While classic cars, fine art, and rare wine are usually the options that come to mind as “alternative assets”, another commodity is becoming increasingly popular: cask whisky.
Over the last decade, savers and investors have increasingly turned to the whisky sector as a safe haven from economic uncertainty. Anticipated to be worth $86.1bn globally by 2027, growing interest in the market has turned whisky casks into one of the market’s fastest-growing “alternative assets”.
It’s not just sales for the pure pleasure of it. Customers can invest in whisky by buying a “cask” or barrel, and, as the spirit matures, like wine in a bottle, the whisky develops flavour and complexities. This maturation, paired with the distillery’s reputation and the cask’s rarity, drives prices up, providing investors with a return on investment. When an investor wants to exit, they sell the cask to a bottler, hopefully for a profit, who, in turn, bottles the whisky to be drunk. Scotch and Japanese whiskies are becoming the most popular, with at least 20 more distilleries opening in Scotland in the last six years.

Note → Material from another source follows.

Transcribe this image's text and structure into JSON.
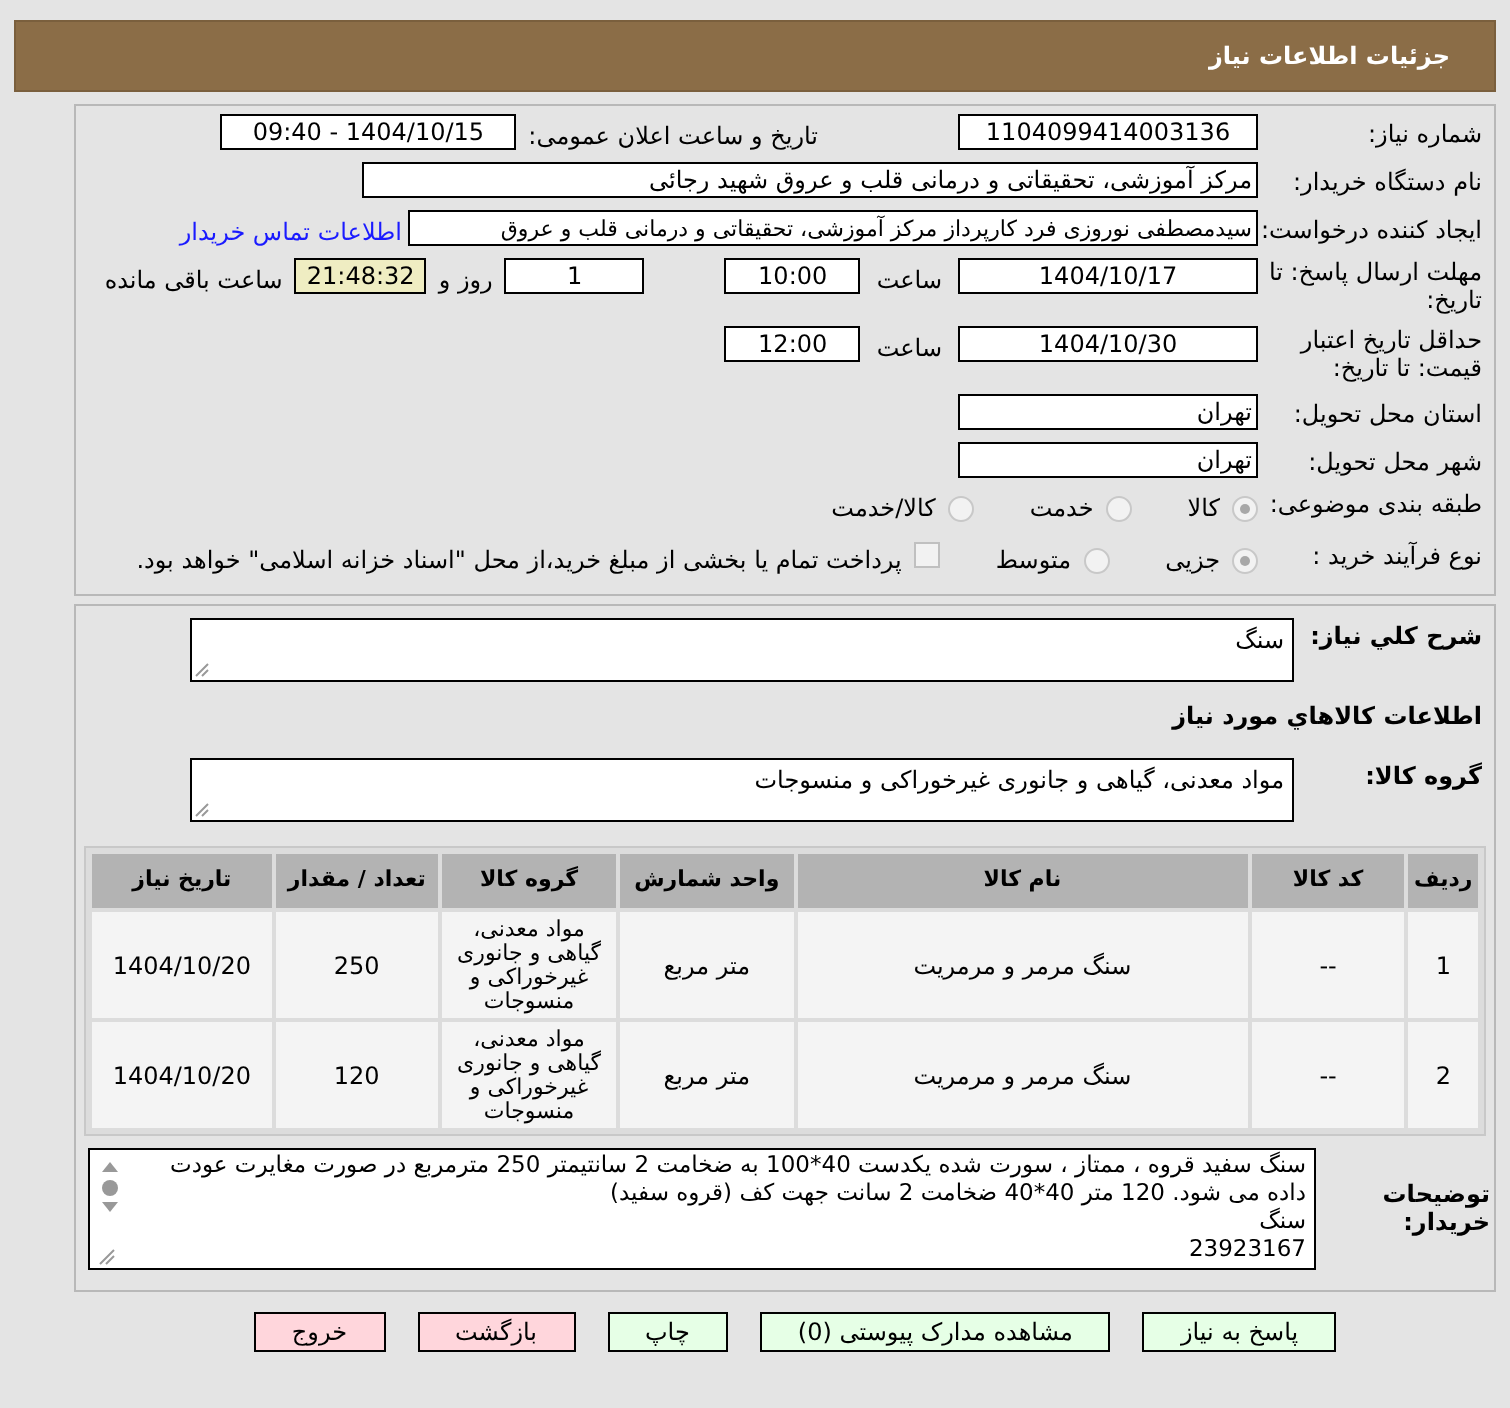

The competition between suppliers is stiff between Scotch whisky and its Irish counterpart. Sales at Jameson, the fastest growing Irish whiskey producer, were up 11 per cent in its first-half results, after a record 2021-22 as well.
Gold is often the asset many turn to in times of economic turmoil. But as inflation rises, casks offer a tangible asset-backed investment, offering a safe store for your wealth. Like other alternatives, whisky isn’t affected as much by headwinds or market trends in the way that traditional investments are. It is not tied to the success of financial or global markets but is driven by supply and demand dynamics and investor sentiment, making the wider economic situation somewhat irrelevant.
With more and more people investing in the industry, casks are becoming rarer, driving prices up. The average price of a 12 to 18-year-old cask has doubled, with some brands even quadrupling over the last five years.
Cask sales in 2022 performed better than the FTSE all-share index. If the government keeps the freeze on alcohol duty, it will help encourage this growth and ensure that the tax system nurtures whisky investment.
It’s an investment which requires a bit of homework, but one which can hold firm. A mix of unhelpful players – ranging from overly-exuberant salespeople to downright scammers – have been known to inflate the prices of casks to unreasonable heights. A recent report by Knight Frank highlighted a number of speculators coming onto the market hoping to flip a cask and make a quick buck.
Cask whisky isn’t something you should look at to make a quick return on. It hedges against inflation, but isn’t an investment which has short-term results. Investments take time and patience. The older the cask, the rarer it becomes and the better it tastes, giving you a stronger return.